Since I have worked at Cheyenne Mountain Dental Center, I have worked with many women and men. Many of them have gum disease when they have no idea they have it. Periodontal disease is just about twice as common in men as in women. It is also about three times as likely for a person who smokes to suffer with gum disease than that of a non-smoker.
In gingivitis, the gums become red and swollen. They can bleed easily. Gingivitis is a mild form of gum disease. You can usually reverse it with daily brushing and flossing and regular cleanings by a dentist or dental hygienist. Untreated gingivitis can lead to periodontitis. If you have periodontitis, the gums pull away from the teeth and form pockets that become infected. If not treated, the bones, gums and connective tissue that support the teeth are destroyed. This is called Periodontal Disease.
While women tend to take better care of their oral health than men do, women’s oral health is not markedly better than men’s. This is because hormonal fluctuations throughout a woman’s life can affect many tissues, including gum tissue. Because periodontal disease is often a “silent” disease, many women do not realize they have it until it reaches an advanced state. However, at each stage of your life, you can take steps to protect your oral health. A couple of things that can increase gum disease are Menopause, Puberty, Pregnancy and Menstruation.

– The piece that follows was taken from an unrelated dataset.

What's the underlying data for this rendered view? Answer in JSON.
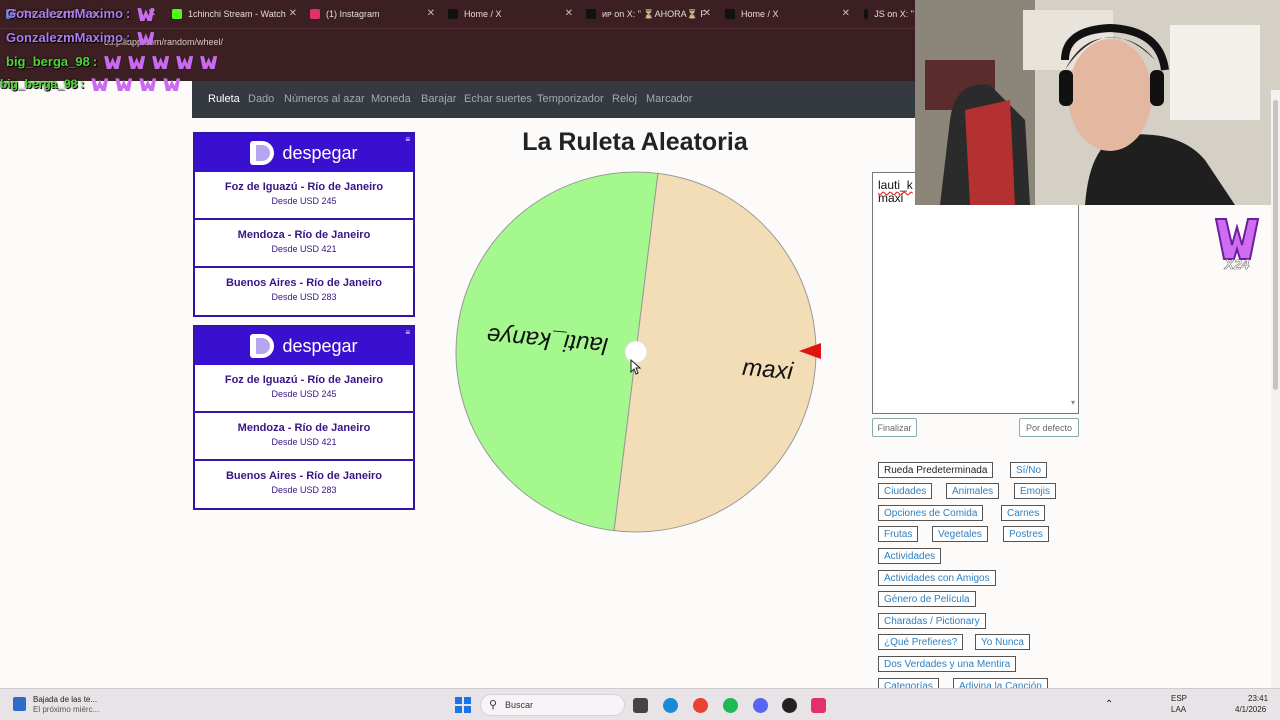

All of these effects can range from red swollen gums to tenderness and bleeding
- In Puberty, the sex hormone level (Estrogen) is increased which will increase the blood flow toward your gums which can cause more sensitivity to the gums because of the hormone level.
- In Menstruation, you have more of a increase of sensitive gums which cause bleeding, swollen or red gums.
- Pregnant women also have more of a chance of pregnancy gingivitis because of very high estrogen levels. i.e.: Bleeding, swollen or red gums
- Women who are experiencing menopause are more prone to mouth dryness, different tastes in the mouth and pain in the gum tissue.
Careful periodontal monitoring and excellent oral hygiene is especially important for women who may be noticing changes in their mouths during times of hormonal fluctuation. To help ensure good oral (and overall) health, be sure to:
- Visit your dentist at least twice a year. Healthy Gums leads to Healthy Bone in the mouth, so the same if you don’t take care of them, Unhealthy Gums lead to Unhealthy Bone which will eventually lead to bone loss.
If you are experiencing any of these problems, you need to visit your dentist before it gets worse.
Signs of Periodontal Disease:
- Bleeding gums during brushing
- Red, swollen or tender gums
- Gums that have pulled away from the teeth
- Persistent bad breath
- Pus between the teeth and gums
- Loose or separating teeth
- A change in the way your teeth fit together when you bite
- A change in the fit of your dentures
There’s nothing worse than your teeth falling out or having to get your teeth removed because of gum disease and bone loss. A study published in the January 1999 issue of the Journal of Periodontology reports that at least 23 percent of women ages 30 to 54 have periodontitis (an advanced state of periodontal disease in which there is active destruction of the periodontal supporting tissues). And, 44 percent of women ages 55 to 90 who still have their teeth have periodontitis.
-Tiffany (Dental assistant)